Africa World News

WHO has declared Cabo Verde free of malaria, marking a significant achievement in the fight against the deadly disease.

The certification is anticipated to facilitate advancements in other areas of health in the nation, such as utilizing existing systems for managing malaria to combat other illnesses transmitted by mosquitoes, like dengue fever.

“Tedros Adhanom Ghebreyesus, Director-General of WHO, commends the Government and citizens of Cabo Verde for their unwavering determination and strength in their efforts towards eradicating malaria.”

He stated that the certification demonstrates the effectiveness of strategic planning, cooperation, and continuous work in safeguarding and promoting public health.
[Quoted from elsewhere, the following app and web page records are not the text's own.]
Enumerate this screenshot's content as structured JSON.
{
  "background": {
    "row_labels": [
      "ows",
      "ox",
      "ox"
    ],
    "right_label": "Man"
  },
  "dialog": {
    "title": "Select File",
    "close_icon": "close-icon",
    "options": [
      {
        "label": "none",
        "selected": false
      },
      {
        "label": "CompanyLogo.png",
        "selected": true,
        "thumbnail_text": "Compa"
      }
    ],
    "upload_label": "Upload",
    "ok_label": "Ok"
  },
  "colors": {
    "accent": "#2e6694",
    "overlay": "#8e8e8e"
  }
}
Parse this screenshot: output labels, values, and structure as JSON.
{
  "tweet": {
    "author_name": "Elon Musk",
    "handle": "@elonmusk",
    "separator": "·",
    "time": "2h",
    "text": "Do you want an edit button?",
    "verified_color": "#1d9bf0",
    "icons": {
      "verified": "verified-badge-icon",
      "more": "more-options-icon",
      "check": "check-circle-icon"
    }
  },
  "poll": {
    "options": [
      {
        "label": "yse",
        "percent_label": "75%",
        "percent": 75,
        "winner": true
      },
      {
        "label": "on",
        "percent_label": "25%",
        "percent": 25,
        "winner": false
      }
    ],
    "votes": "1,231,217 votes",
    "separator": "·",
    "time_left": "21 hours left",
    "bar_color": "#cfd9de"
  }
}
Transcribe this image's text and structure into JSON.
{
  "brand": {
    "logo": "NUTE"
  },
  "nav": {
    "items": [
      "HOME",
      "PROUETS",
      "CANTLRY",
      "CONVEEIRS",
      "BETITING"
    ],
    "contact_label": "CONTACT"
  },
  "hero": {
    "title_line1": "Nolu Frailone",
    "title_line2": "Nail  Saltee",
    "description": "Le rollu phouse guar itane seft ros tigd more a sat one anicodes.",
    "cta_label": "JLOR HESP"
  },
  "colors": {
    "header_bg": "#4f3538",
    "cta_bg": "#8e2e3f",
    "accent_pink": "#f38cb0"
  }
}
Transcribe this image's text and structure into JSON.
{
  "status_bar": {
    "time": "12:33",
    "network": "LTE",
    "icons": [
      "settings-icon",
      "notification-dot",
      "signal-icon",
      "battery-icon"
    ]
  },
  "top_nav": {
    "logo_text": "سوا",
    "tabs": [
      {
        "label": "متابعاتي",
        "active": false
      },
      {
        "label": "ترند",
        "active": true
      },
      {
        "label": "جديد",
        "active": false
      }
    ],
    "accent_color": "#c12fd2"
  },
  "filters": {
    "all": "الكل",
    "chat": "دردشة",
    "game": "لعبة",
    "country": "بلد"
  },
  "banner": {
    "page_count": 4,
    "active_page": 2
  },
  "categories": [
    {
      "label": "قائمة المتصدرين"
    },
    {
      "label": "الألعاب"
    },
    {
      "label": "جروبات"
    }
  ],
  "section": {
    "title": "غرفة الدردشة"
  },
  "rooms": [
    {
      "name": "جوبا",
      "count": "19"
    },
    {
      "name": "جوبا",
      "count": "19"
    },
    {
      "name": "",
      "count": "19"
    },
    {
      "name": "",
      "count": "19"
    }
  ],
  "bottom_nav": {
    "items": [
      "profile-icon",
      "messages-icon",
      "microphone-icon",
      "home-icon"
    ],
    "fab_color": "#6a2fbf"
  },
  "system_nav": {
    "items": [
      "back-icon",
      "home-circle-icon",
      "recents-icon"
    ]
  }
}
A triumph in Africa and worldwide.

Cabo Verde, or Cape Verde, has now gained certification for eliminating the disease, joining 43 other countries and one territory. This makes it the third African country, alongside Mauritius and Algeria, to achieve this status – with those two being declared malaria-free in 1973 and 2019, respectively.

The African continent carries the greatest burden of malaria, with about 95% of all global cases and 96% of related deaths occurring there in 2021.

Mr. Tedros expressed his belief that Cabo Verde’s achievement is a significant step in the worldwide effort to combat malaria. This accomplishment gives hope that, with both current and developing methods such as vaccines, we can strive for a world free of malaria.

Reiterating that sentiment, Matshidiso Moeti, the Africa Director for the World Health Organization, expressed that it serves as a motivating model for other countries to adopt.

She stated that Cabo Verde’s success is a source of hope for not only the African Region, but also for other areas. This shows that through determined government support, efficient strategies, involvement from the community, and cooperation across different sectors, getting rid of malaria is an attainable objective.

WHO Director-General Tedros Adhanom Ghebreyesus (right) marks elimination of malaria in Cabo Verde with Prime Minister  Ulisses Correia e Silva (centre) and Minister of Health Filomena Mendes Gonçalves (left).

© WHO/JacsSpoor

The Director-General of WHO, Tedros Adhanom Ghebreyesus (on the right), celebrates the eradication of malaria in Cabo Verde with Prime Minister Ulisses Correia e Silva (in the center) and Minister of Health Filomena Mendes Gonçalves (on the left).

have been shown to decrease the incidence of infectious diseases.

Efforts made by the public health sector have been proven to reduce the occurrence of contagious illnesses.

The World Health Organization also recognized the ongoing endeavors of Cabo Verde in addressing malaria through various means such as policy implementation, diagnosis, treatment, and reporting.

In response to a 2017 outbreak, the company modified its strategies and achieved zero instances of native cases through improvements.

Amid the current COVID-19 crisis, steps were taken to maintain advancements in enhancing vector control and malaria diagnosis, as well as bolstering malaria surveillance for long-term effectiveness.

Verification of eradication of malaria

The certification of malaria elimination is the official recognition by WHO of a country’s malaria-free status.

The grant is given when a nation has proven, through thorough and trustworthy evidence, that the spread of Anopheles mosquito-borne diseases has been stopped throughout the entire country for at least three years in a row.

The nation must also show the ability to prevent the recurrence of transmission.

The WHO Director-General makes the ultimate determination for awarding a certification of being malaria-free, following a recommendation from the independent Technical Advisory Group on Malaria Elimination and Certification.

The source for this information is the United Nations news website.